Fenbendazole (brand name Vermox) is a broad-spectrum benzimidazole anthelmintic that is used to treat gastrointestinal parasites such as giardia, roundworms, hookworms, whipworms and the tapeworm genus Taenia. It also has been used off-label to treat trematodes associated with gastrointestinal disease such as Heterobilharzia americana and Platynosomum fastosum.
Febendazole has no known effects on other normal cells and does not disrupt the organic function of host cells. It acts as an anthelmintic by binding to b-tubulin, which is part of the microtubules of the cell. Microtubules are the structure and support for a variety of other structures including chromosomes, spindles, microvilli, and microtubule-associated proteins. It is believed that fenbendazole prevents the formation of these structures by inhibiting the polymerization of tubulin.
The drug is poorly absorbed when administered orally and reaches a maximum concentration in blood within 48 hours. It is converted to its active sulfoxide and sulfone metabolites in the liver, which are excreted in the urine and feces.

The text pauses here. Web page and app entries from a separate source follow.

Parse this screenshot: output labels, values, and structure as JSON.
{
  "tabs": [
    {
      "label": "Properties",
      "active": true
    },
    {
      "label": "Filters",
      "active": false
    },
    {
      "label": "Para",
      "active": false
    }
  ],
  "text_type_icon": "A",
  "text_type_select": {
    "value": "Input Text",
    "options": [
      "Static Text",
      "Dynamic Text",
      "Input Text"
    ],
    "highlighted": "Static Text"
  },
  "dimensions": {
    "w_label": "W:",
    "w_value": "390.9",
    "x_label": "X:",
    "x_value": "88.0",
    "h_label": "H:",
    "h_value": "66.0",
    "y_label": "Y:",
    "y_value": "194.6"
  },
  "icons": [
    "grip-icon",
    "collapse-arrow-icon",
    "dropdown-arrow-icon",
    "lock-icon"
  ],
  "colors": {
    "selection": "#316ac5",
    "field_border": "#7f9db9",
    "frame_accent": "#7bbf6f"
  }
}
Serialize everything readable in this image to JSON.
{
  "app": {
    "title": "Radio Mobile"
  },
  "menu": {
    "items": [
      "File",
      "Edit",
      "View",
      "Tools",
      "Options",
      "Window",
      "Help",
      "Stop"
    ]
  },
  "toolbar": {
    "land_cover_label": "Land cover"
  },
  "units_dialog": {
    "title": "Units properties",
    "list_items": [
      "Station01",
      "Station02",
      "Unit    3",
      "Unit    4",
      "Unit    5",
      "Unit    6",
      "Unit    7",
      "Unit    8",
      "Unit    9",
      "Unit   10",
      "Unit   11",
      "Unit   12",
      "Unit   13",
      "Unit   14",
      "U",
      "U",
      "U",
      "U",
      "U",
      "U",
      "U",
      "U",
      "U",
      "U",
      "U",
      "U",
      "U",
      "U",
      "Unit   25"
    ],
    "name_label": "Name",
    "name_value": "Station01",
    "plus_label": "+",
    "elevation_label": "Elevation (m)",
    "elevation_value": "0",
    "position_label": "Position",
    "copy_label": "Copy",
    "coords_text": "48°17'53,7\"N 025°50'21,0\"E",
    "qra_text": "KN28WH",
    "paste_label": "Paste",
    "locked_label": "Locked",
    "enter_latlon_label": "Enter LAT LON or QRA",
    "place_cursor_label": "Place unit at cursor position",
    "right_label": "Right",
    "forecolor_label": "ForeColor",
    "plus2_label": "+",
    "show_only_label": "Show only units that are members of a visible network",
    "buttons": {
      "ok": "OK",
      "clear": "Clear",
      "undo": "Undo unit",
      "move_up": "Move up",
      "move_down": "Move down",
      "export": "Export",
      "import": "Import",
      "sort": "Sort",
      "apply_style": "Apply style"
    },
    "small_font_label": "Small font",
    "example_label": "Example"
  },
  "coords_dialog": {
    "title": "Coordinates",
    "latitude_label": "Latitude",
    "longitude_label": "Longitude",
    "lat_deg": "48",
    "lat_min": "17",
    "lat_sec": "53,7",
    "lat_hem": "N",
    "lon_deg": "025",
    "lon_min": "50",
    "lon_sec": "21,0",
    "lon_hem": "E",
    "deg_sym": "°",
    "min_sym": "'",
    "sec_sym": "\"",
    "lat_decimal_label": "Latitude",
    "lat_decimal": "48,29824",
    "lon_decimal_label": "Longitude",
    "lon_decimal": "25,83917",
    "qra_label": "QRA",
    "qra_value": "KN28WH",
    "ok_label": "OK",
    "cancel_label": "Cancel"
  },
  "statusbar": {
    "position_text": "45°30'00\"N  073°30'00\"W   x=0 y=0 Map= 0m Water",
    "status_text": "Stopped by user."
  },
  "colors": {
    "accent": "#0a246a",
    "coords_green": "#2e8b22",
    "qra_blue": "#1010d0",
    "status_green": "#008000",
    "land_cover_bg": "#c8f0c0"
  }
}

In animal studies, fenbendazole has been shown to have antitumor activity. It has been reported to be cytotoxic to cancer cells and may enhance the antineoplastic effect of radiation and nitroheterocyclic chemotherapeutic drugs. However, these reports haven’t been backed by scientific evidence from randomized controlled trials. The anecdotal account of Joe Tippens, a lung cancer patient, suggests that fenbendazole has potential as a tumor-treating agent in humans.
The benzimidazole class of drugs, including fenbendazole, has been shown to interact with other products. These products include folic acid and iron supplements. In one study, fenbendazole reduced the effectiveness of these products. The interaction was due to the drug binding to b-tubulin, which inhibits microtubule assembly and disrupts cell cycle progression. The drug also reduces the concentration of a protein called cyclin B1, which is involved in cell cycle regulation.
The anticryptococcal activity of fenbendazole is mediated by inhibition of the growth of microtubules and the disruption of cellular processes that are important in capsule formation. It has been shown that fenbendazole has profound effects on capsule density and dimensions, as well as intracellular proliferation rates and events required for phagocytic escape by macrophages. This activity is similar to that of the standard antifungal agent amphotericin B. Fenbendazole is not toxic to mammalian cells.
Although there is evidence that fenbendazole has anticancer effects in cancer cell cultures and animals, it is not known whether these results can be extended to human cancer patients. This is important because fenbendazole may interfere with conventional chemotherapy, which is the main treatment for cancer in humans. Tippens’ anecdotal experience is intriguing, but it’s not clear how much fenbendazole contributed to his remission. To determine whether fenbendazole has anticancer activity in humans, large randomized controlled trials would need to be performed.